| Problem requirements |
Could you write the entries out again, exactly as they are?

| Entries supplied |

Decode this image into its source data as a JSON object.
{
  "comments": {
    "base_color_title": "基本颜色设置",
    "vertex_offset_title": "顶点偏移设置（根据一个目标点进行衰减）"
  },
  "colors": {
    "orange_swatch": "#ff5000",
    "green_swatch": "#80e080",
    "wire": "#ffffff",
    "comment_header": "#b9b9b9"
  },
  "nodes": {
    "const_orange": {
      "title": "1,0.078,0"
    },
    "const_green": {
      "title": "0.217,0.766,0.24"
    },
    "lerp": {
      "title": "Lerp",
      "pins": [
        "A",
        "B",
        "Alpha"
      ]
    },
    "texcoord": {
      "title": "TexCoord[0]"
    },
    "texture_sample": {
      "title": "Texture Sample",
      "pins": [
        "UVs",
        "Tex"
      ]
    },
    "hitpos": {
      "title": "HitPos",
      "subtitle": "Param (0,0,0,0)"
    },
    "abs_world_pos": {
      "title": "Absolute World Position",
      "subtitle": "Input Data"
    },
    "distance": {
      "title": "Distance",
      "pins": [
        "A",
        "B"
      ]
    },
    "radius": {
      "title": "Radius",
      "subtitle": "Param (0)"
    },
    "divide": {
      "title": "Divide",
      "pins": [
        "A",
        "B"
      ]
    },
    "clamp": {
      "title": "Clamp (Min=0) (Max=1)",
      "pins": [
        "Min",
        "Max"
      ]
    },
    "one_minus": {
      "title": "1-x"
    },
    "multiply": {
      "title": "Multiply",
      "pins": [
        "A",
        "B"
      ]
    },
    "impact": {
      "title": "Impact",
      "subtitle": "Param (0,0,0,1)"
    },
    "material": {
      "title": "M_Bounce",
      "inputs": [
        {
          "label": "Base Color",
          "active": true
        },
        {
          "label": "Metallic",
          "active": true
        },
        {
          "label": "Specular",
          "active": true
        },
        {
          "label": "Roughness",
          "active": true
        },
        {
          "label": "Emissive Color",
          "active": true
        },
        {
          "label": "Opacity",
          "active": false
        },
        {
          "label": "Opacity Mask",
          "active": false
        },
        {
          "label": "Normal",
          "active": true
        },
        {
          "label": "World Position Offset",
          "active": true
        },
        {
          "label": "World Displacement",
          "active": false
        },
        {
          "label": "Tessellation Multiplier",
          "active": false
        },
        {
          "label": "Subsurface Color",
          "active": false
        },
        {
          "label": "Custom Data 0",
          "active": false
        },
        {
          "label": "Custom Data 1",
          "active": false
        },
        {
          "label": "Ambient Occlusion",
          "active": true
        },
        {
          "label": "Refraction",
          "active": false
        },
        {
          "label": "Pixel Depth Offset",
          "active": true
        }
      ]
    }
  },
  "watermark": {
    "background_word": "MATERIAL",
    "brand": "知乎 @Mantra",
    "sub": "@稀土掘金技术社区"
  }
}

| Your solution |
Decode this image into its source data as a JSON object.
{
  "comments": {
    "base_color_title": "基本颜色设置",
    "vertex_offset_title": "顶点偏移设置（根据一个目标点进行衰减）"
  },
  "colors": {
    "orange_swatch": "#ff5000",
    "green_swatch": "#80e080",
    "wire": "#ffffff",
    "comment_header": "#b9b9b9"
  },
  "nodes": {
    "const_orange": {
      "title": "1,0.078,0"
    },
    "const_green": {
      "title": "0.217,0.766,0.24"
    },
    "lerp": {
      "title": "Lerp",
      "pins": [
        "A",
        "B",
        "Alpha"
      ]
    },
    "texcoord": {
      "title": "TexCoord[0]"
    },
    "texture_sample": {
      "title": "Texture Sample",
      "pins": [
        "UVs",
        "Tex"
      ]
    },
    "hitpos": {
      "title": "HitPos",
      "subtitle": "Param (0,0,0,0)"
    },
    "abs_world_pos": {
      "title": "Absolute World Position",
      "subtitle": "Input Data"
    },
    "distance": {
      "title": "Distance",
      "pins": [
        "A",
        "B"
      ]
    },
    "radius": {
      "title": "Radius",
      "subtitle": "Param (0)"
    },
    "divide": {
      "title": "Divide",
      "pins": [
        "A",
        "B"
      ]
    },
    "clamp": {
      "title": "Clamp (Min=0) (Max=1)",
      "pins": [
        "Min",
        "Max"
      ]
    },
    "one_minus": {
      "title": "1-x"
    },
    "multiply": {
      "title": "Multiply",
      "pins": [
        "A",
        "B"
      ]
    },
    "impact": {
      "title": "Impact",
      "subtitle": "Param (0,0,0,1)"
    },
    "material": {
      "title": "M_Bounce",
      "inputs": [
        {
          "label": "Base Color",
          "active": true
        },
        {
          "label": "Metallic",
          "active": true
        },
        {
          "label": "Specular",
          "active": true
        },
        {
          "label": "Roughness",
          "active": true
        },
        {
          "label": "Emissive Color",
          "active": true
        },
        {
          "label": "Opacity",
          "active": false
        },
        {
          "label": "Opacity Mask",
          "active": false
        },
        {
          "label": "Normal",
          "active": true
        },
        {
          "label": "World Position Offset",
          "active": true
        },
        {
          "label": "World Displacement",
          "active": false
        },
        {
          "label": "Tessellation Multiplier",
          "active": false
        },
        {
          "label": "Subsurface Color",
          "active": false
        },
        {
          "label": "Custom Data 0",
          "active": false
        },
        {
          "label": "Custom Data 1",
          "active": false
        },
        {
          "label": "Ambient Occlusion",
          "active": true
        },
        {
          "label": "Refraction",
          "active": false
        },
        {
          "label": "Pixel Depth Offset",
          "active": true
        }
      ]
    }
  },
  "watermark": {
    "background_word": "MATERIAL",
    "brand": "知乎 @Mantra",
    "sub": "@稀土掘金技术社区"
  }
}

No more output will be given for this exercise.